Apple has lost a lawsuit in Taiwan in which the company was accused of engaging in anti-competitive practices.

As reported by Reuters, Taiwan's Fair Trade Commission initially levied a fine against Apple due to the company limiting local carriers from setting contract prices, which commission spokesman Chiu Yung-ho states is against the law. Apple denied the allegations and counter-sued the FTC, but subsequently lost the lawsuit.

The Taiwanese courts set Apple's fine at T$20 million ($647,124), but will allow the company to appeal the decision. From the Reuters report:

"Telecom companies in Taiwan own the rights to the phones they sell and can set prices however they see fit, the commission said. In addition to contract prices, Apple also insisted upon approving the telecoms' iPhone subsidies, price differentials between old and new phone models and advertising content."

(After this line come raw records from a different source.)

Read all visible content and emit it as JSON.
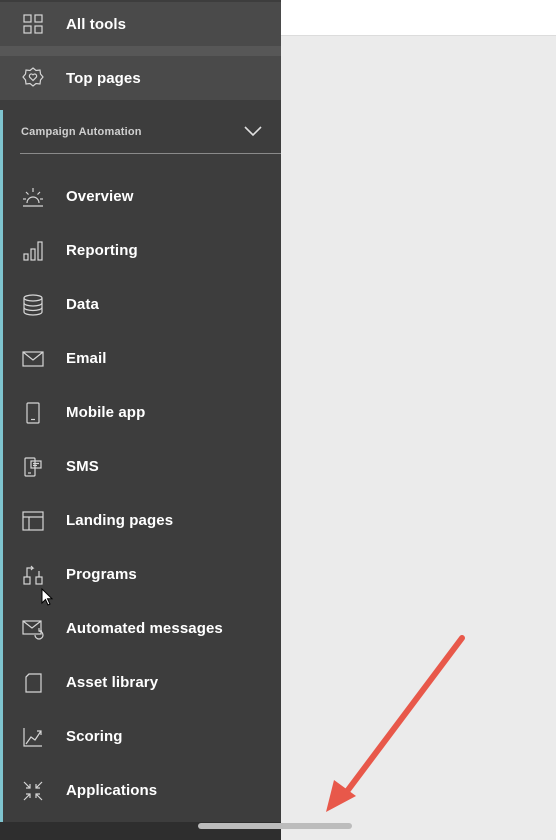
{
  "sidebar": {
    "top_items": [
      {
        "label": "All tools",
        "icon": "grid-icon"
      },
      {
        "label": "Top pages",
        "icon": "heart-badge-icon"
      }
    ],
    "section": {
      "title": "Campaign Automation",
      "expanded": true
    },
    "items": [
      {
        "label": "Overview",
        "icon": "sunrise-icon"
      },
      {
        "label": "Reporting",
        "icon": "bar-chart-icon"
      },
      {
        "label": "Data",
        "icon": "database-icon"
      },
      {
        "label": "Email",
        "icon": "envelope-icon"
      },
      {
        "label": "Mobile app",
        "icon": "mobile-phone-icon"
      },
      {
        "label": "SMS",
        "icon": "sms-icon"
      },
      {
        "label": "Landing pages",
        "icon": "layout-icon"
      },
      {
        "label": "Programs",
        "icon": "program-flow-icon"
      },
      {
        "label": "Automated messages",
        "icon": "automated-envelope-icon"
      },
      {
        "label": "Asset library",
        "icon": "asset-icon"
      },
      {
        "label": "Scoring",
        "icon": "trend-chart-icon"
      },
      {
        "label": "Applications",
        "icon": "collapse-arrows-icon"
      }
    ]
  },
  "colors": {
    "sidebar_bg": "#3d3d3d",
    "accent_rail": "#7fc4cf",
    "annotation_arrow": "#e8584a"
  }
}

The iPhone is usually bundled with contracts on Taiwan's three major telecom companies, Chunghwa Telecom, Taiwan Mobile and Far EasTone Telecommunications. It's not a large sum of money for Apple, but the lawsuit marks a serious blow for the company in Taiwan.

Source: Reuters